[[ INPUT DATA open ]]

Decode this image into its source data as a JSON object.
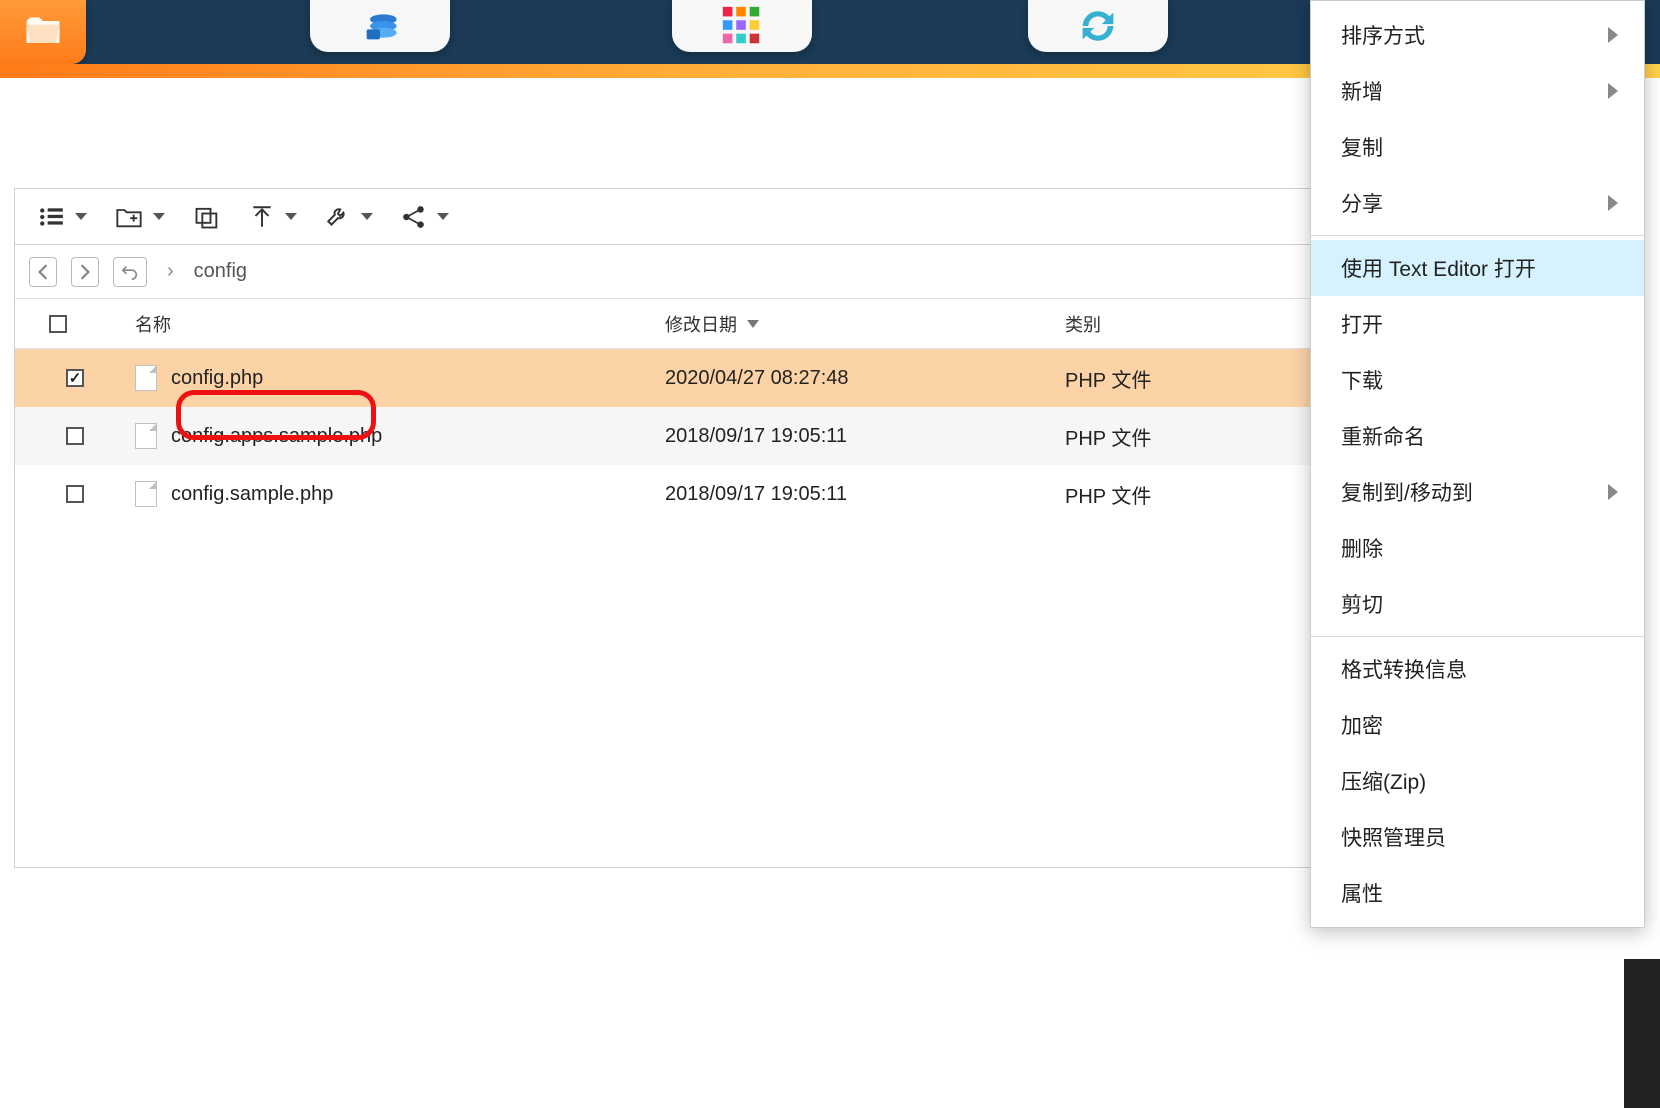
{
  "breadcrumb": {
    "current": "config"
  },
  "columns": {
    "check": "",
    "name": "名称",
    "modified": "修改日期",
    "category": "类别"
  },
  "files": [
    {
      "name": "config.php",
      "modified": "2020/04/27 08:27:48",
      "category": "PHP 文件",
      "checked": true
    },
    {
      "name": "config.apps.sample.php",
      "modified": "2018/09/17 19:05:11",
      "category": "PHP 文件",
      "checked": false
    },
    {
      "name": "config.sample.php",
      "modified": "2018/09/17 19:05:11",
      "category": "PHP 文件",
      "checked": false
    }
  ],
  "context_menu": {
    "sort": "排序方式",
    "new": "新增",
    "copy": "复制",
    "share": "分享",
    "open_text": "使用 Text Editor 打开",
    "open": "打开",
    "download": "下载",
    "rename": "重新命名",
    "copymove": "复制到/移动到",
    "delete": "删除",
    "cut": "剪切",
    "transcode": "格式转换信息",
    "encrypt": "加密",
    "zip": "压缩(Zip)",
    "snapshot": "快照管理员",
    "properties": "属性"
  }
}
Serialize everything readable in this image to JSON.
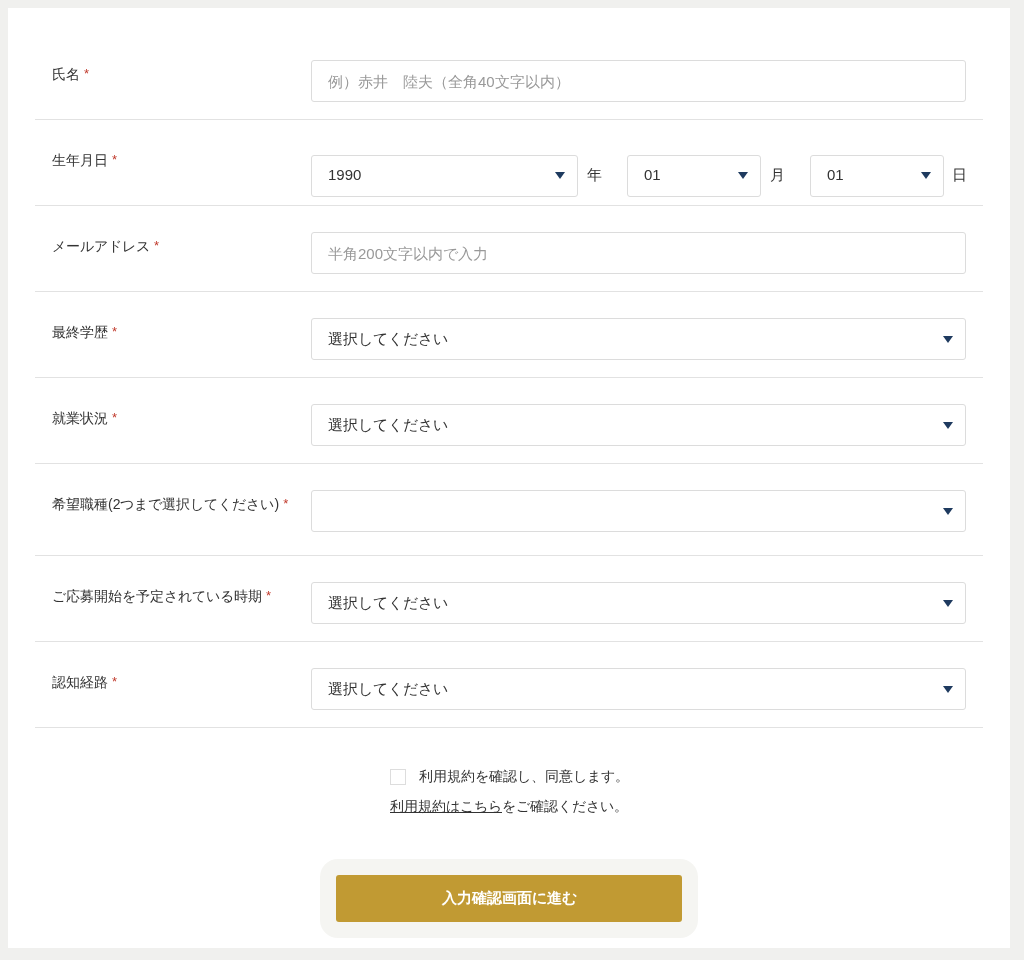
{
  "fields": [
    {
      "kind": "text",
      "label": "氏名",
      "required": "*",
      "placeholder": "例）赤井　陸夫（全角40文字以内）"
    },
    {
      "kind": "date",
      "label": "生年月日",
      "required": "*",
      "parts": [
        {
          "value": "1990",
          "unit": "年"
        },
        {
          "value": "01",
          "unit": "月"
        },
        {
          "value": "01",
          "unit": "日"
        }
      ]
    },
    {
      "kind": "text",
      "label": "メールアドレス",
      "required": "*",
      "placeholder": "半角200文字以内で入力"
    },
    {
      "kind": "select",
      "label": "最終学歴",
      "required": "*",
      "value": "選択してください"
    },
    {
      "kind": "select",
      "label": "就業状況",
      "required": "*",
      "value": "選択してください"
    },
    {
      "kind": "multiselect",
      "label": "希望職種(2つまで選択してください)",
      "required": "*"
    },
    {
      "kind": "select",
      "label": "ご応募開始を予定されている時期",
      "required": "*",
      "value": "選択してください"
    },
    {
      "kind": "select",
      "label": "認知経路",
      "required": "*",
      "value": "選択してください"
    }
  ],
  "agreement": {
    "label": "利用規約を確認し、同意します。",
    "checked": false
  },
  "terms_note": {
    "link": "利用規約はこちら",
    "text": "をご確認ください。"
  },
  "submit_button": "入力確認画面に進む"
}
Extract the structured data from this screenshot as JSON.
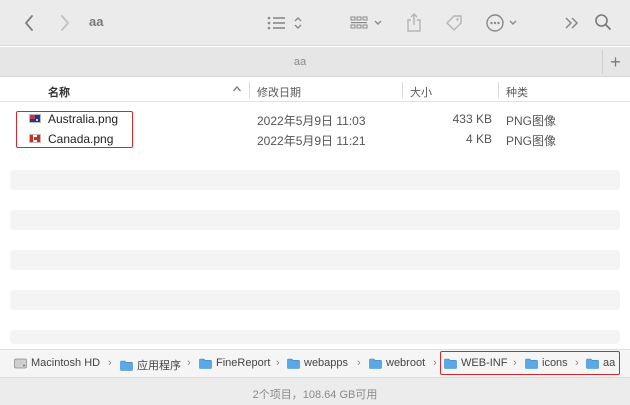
{
  "window": {
    "title": "aa"
  },
  "tab": {
    "title": "aa",
    "add_label": "+"
  },
  "columns": {
    "name": "名称",
    "date": "修改日期",
    "size": "大小",
    "kind": "种类"
  },
  "files": [
    {
      "name": "Australia.png",
      "date": "2022年5月9日 11:03",
      "size": "433 KB",
      "kind": "PNG图像",
      "flag": "australia-flag-icon"
    },
    {
      "name": "Canada.png",
      "date": "2022年5月9日 11:21",
      "size": "4 KB",
      "kind": "PNG图像",
      "flag": "canada-flag-icon"
    }
  ],
  "path": [
    {
      "label": "Macintosh HD",
      "icon": "hard-drive-icon"
    },
    {
      "label": "应用程序",
      "icon": "folder-icon"
    },
    {
      "label": "FineReport",
      "icon": "folder-icon"
    },
    {
      "label": "webapps",
      "icon": "folder-icon"
    },
    {
      "label": "webroot",
      "icon": "folder-icon"
    },
    {
      "label": "WEB-INF",
      "icon": "folder-icon"
    },
    {
      "label": "icons",
      "icon": "folder-icon"
    },
    {
      "label": "aa",
      "icon": "folder-icon"
    }
  ],
  "path_separator": "›",
  "status": {
    "text": "2个项目，108.64 GB可用"
  },
  "colors": {
    "highlight": "#d8262e",
    "folder": "#5aa9e6",
    "toolbar_bg": "#ebebeb"
  }
}
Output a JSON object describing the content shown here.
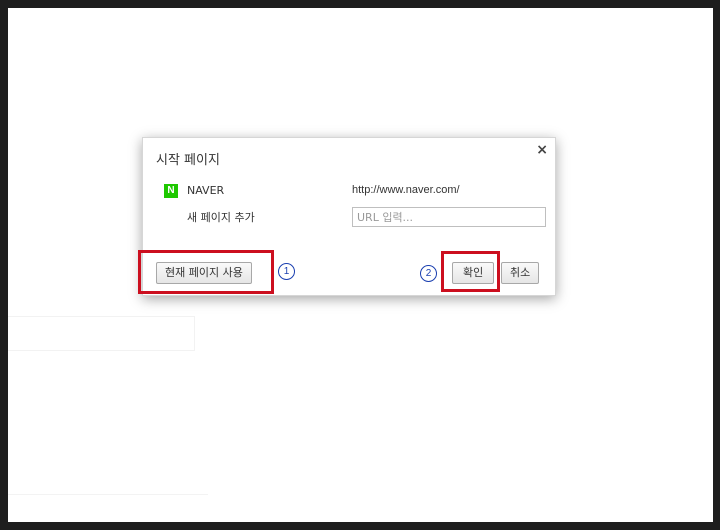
{
  "dialog": {
    "title": "시작 페이지",
    "close_label": "×",
    "entries": [
      {
        "icon": "naver-logo-icon",
        "logo_text": "N",
        "name": "NAVER",
        "url": "http://www.naver.com/"
      }
    ],
    "add_page": {
      "label": "새 페이지 추가",
      "placeholder": "URL 입력..."
    },
    "buttons": {
      "use_current": "현재 페이지 사용",
      "ok": "확인",
      "cancel": "취소"
    }
  },
  "annotations": {
    "marker_1": "1",
    "marker_2": "2",
    "highlight_color": "#cc0f1f",
    "marker_color": "#1a3fb0"
  },
  "colors": {
    "naver_green": "#1ec800"
  }
}
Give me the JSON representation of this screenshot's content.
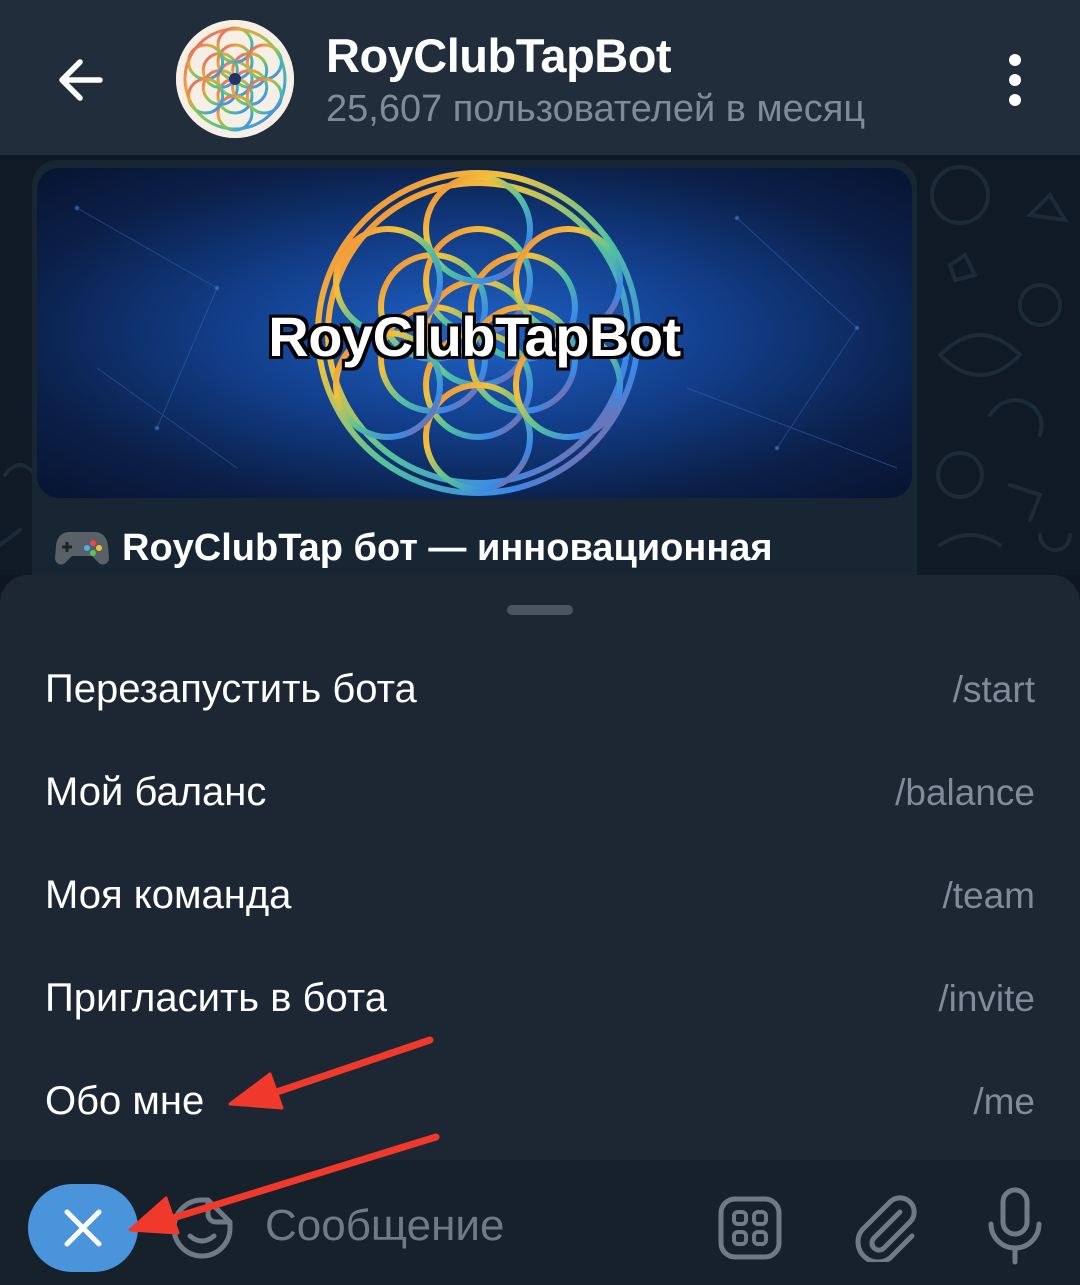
{
  "header": {
    "back_icon": "arrow-left-icon",
    "avatar_icon": "flower-of-life-logo",
    "title": "RoyClubTapBot",
    "subtitle": "25,607 пользователей в месяц",
    "menu_icon": "more-vertical-icon"
  },
  "message": {
    "banner_title": "RoyClubTapBot",
    "caption_icon": "game-controller-icon",
    "caption": "RoyClubTap бот — инновационная"
  },
  "commands": [
    {
      "label": "Перезапустить бота",
      "command": "/start"
    },
    {
      "label": "Мой баланс",
      "command": "/balance"
    },
    {
      "label": "Моя команда",
      "command": "/team"
    },
    {
      "label": "Пригласить в бота",
      "command": "/invite"
    },
    {
      "label": "Обо мне",
      "command": "/me"
    }
  ],
  "input": {
    "close_icon": "close-icon",
    "sticker_icon": "sticker-icon",
    "placeholder": "Сообщение",
    "commands_icon": "bot-commands-icon",
    "attach_icon": "paperclip-icon",
    "mic_icon": "microphone-icon"
  },
  "colors": {
    "header_bg": "#212d3b",
    "sheet_bg": "#1d2733",
    "input_bg": "#17212b",
    "accent": "#4a94dc",
    "secondary_text": "#7f8b98",
    "annotation": "#f0392b"
  }
}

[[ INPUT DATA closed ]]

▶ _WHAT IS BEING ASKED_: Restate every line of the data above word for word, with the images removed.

▶ _EXERCISE RESULT_:
Decode this image into its source data as a JSON object.
{
  "breadcrumb": {
    "current": "config"
  },
  "columns": {
    "check": "",
    "name": "名称",
    "modified": "修改日期",
    "category": "类别"
  },
  "files": [
    {
      "name": "config.php",
      "modified": "2020/04/27 08:27:48",
      "category": "PHP 文件",
      "checked": true
    },
    {
      "name": "config.apps.sample.php",
      "modified": "2018/09/17 19:05:11",
      "category": "PHP 文件",
      "checked": false
    },
    {
      "name": "config.sample.php",
      "modified": "2018/09/17 19:05:11",
      "category": "PHP 文件",
      "checked": false
    }
  ],
  "context_menu": {
    "sort": "排序方式",
    "new": "新增",
    "copy": "复制",
    "share": "分享",
    "open_text": "使用 Text Editor 打开",
    "open": "打开",
    "download": "下载",
    "rename": "重新命名",
    "copymove": "复制到/移动到",
    "delete": "删除",
    "cut": "剪切",
    "transcode": "格式转换信息",
    "encrypt": "加密",
    "zip": "压缩(Zip)",
    "snapshot": "快照管理员",
    "properties": "属性"
  }
}
Serialize everything readable in this image to JSON.
{
  "fields": [
    {
      "kind": "text",
      "label": "氏名",
      "required": "*",
      "placeholder": "例）赤井　陸夫（全角40文字以内）"
    },
    {
      "kind": "date",
      "label": "生年月日",
      "required": "*",
      "parts": [
        {
          "value": "1990",
          "unit": "年"
        },
        {
          "value": "01",
          "unit": "月"
        },
        {
          "value": "01",
          "unit": "日"
        }
      ]
    },
    {
      "kind": "text",
      "label": "メールアドレス",
      "required": "*",
      "placeholder": "半角200文字以内で入力"
    },
    {
      "kind": "select",
      "label": "最終学歴",
      "required": "*",
      "value": "選択してください"
    },
    {
      "kind": "select",
      "label": "就業状況",
      "required": "*",
      "value": "選択してください"
    },
    {
      "kind": "multiselect",
      "label": "希望職種(2つまで選択してください)",
      "required": "*"
    },
    {
      "kind": "select",
      "label": "ご応募開始を予定されている時期",
      "required": "*",
      "value": "選択してください"
    },
    {
      "kind": "select",
      "label": "認知経路",
      "required": "*",
      "value": "選択してください"
    }
  ],
  "agreement": {
    "label": "利用規約を確認し、同意します。",
    "checked": false
  },
  "terms_note": {
    "link": "利用規約はこちら",
    "text": "をご確認ください。"
  },
  "submit_button": "入力確認画面に進む"
}
Extract the structured data from this screenshot as JSON.
{
  "window": {
    "title": "aa"
  },
  "tab": {
    "title": "aa",
    "add_label": "+"
  },
  "columns": {
    "name": "名称",
    "date": "修改日期",
    "size": "大小",
    "kind": "种类"
  },
  "files": [
    {
      "name": "Australia.png",
      "date": "2022年5月9日 11:03",
      "size": "433 KB",
      "kind": "PNG图像",
      "flag": "australia-flag-icon"
    },
    {
      "name": "Canada.png",
      "date": "2022年5月9日 11:21",
      "size": "4 KB",
      "kind": "PNG图像",
      "flag": "canada-flag-icon"
    }
  ],
  "path": [
    {
      "label": "Macintosh HD",
      "icon": "hard-drive-icon"
    },
    {
      "label": "应用程序",
      "icon": "folder-icon"
    },
    {
      "label": "FineReport",
      "icon": "folder-icon"
    },
    {
      "label": "webapps",
      "icon": "folder-icon"
    },
    {
      "label": "webroot",
      "icon": "folder-icon"
    },
    {
      "label": "WEB-INF",
      "icon": "folder-icon"
    },
    {
      "label": "icons",
      "icon": "folder-icon"
    },
    {
      "label": "aa",
      "icon": "folder-icon"
    }
  ],
  "path_separator": "›",
  "status": {
    "text": "2个项目，108.64 GB可用"
  },
  "colors": {
    "highlight": "#d8262e",
    "folder": "#5aa9e6",
    "toolbar_bg": "#ebebeb"
  }
}
Output a JSON object describing the content shown here.
{
  "dialog": {
    "title": "시작 페이지",
    "close_label": "×",
    "entries": [
      {
        "icon": "naver-logo-icon",
        "logo_text": "N",
        "name": "NAVER",
        "url": "http://www.naver.com/"
      }
    ],
    "add_page": {
      "label": "새 페이지 추가",
      "placeholder": "URL 입력..."
    },
    "buttons": {
      "use_current": "현재 페이지 사용",
      "ok": "확인",
      "cancel": "취소"
    }
  },
  "annotations": {
    "marker_1": "1",
    "marker_2": "2",
    "highlight_color": "#cc0f1f",
    "marker_color": "#1a3fb0"
  },
  "colors": {
    "naver_green": "#1ec800"
  }
}
Give me the JSON representation of this screenshot's content.
{
  "header": {
    "back_icon": "arrow-left-icon",
    "avatar_icon": "flower-of-life-logo",
    "title": "RoyClubTapBot",
    "subtitle": "25,607 пользователей в месяц",
    "menu_icon": "more-vertical-icon"
  },
  "message": {
    "banner_title": "RoyClubTapBot",
    "caption_icon": "game-controller-icon",
    "caption": "RoyClubTap бот — инновационная"
  },
  "commands": [
    {
      "label": "Перезапустить бота",
      "command": "/start"
    },
    {
      "label": "Мой баланс",
      "command": "/balance"
    },
    {
      "label": "Моя команда",
      "command": "/team"
    },
    {
      "label": "Пригласить в бота",
      "command": "/invite"
    },
    {
      "label": "Обо мне",
      "command": "/me"
    }
  ],
  "input": {
    "close_icon": "close-icon",
    "sticker_icon": "sticker-icon",
    "placeholder": "Сообщение",
    "commands_icon": "bot-commands-icon",
    "attach_icon": "paperclip-icon",
    "mic_icon": "microphone-icon"
  },
  "colors": {
    "header_bg": "#212d3b",
    "sheet_bg": "#1d2733",
    "input_bg": "#17212b",
    "accent": "#4a94dc",
    "secondary_text": "#7f8b98",
    "annotation": "#f0392b"
  }
}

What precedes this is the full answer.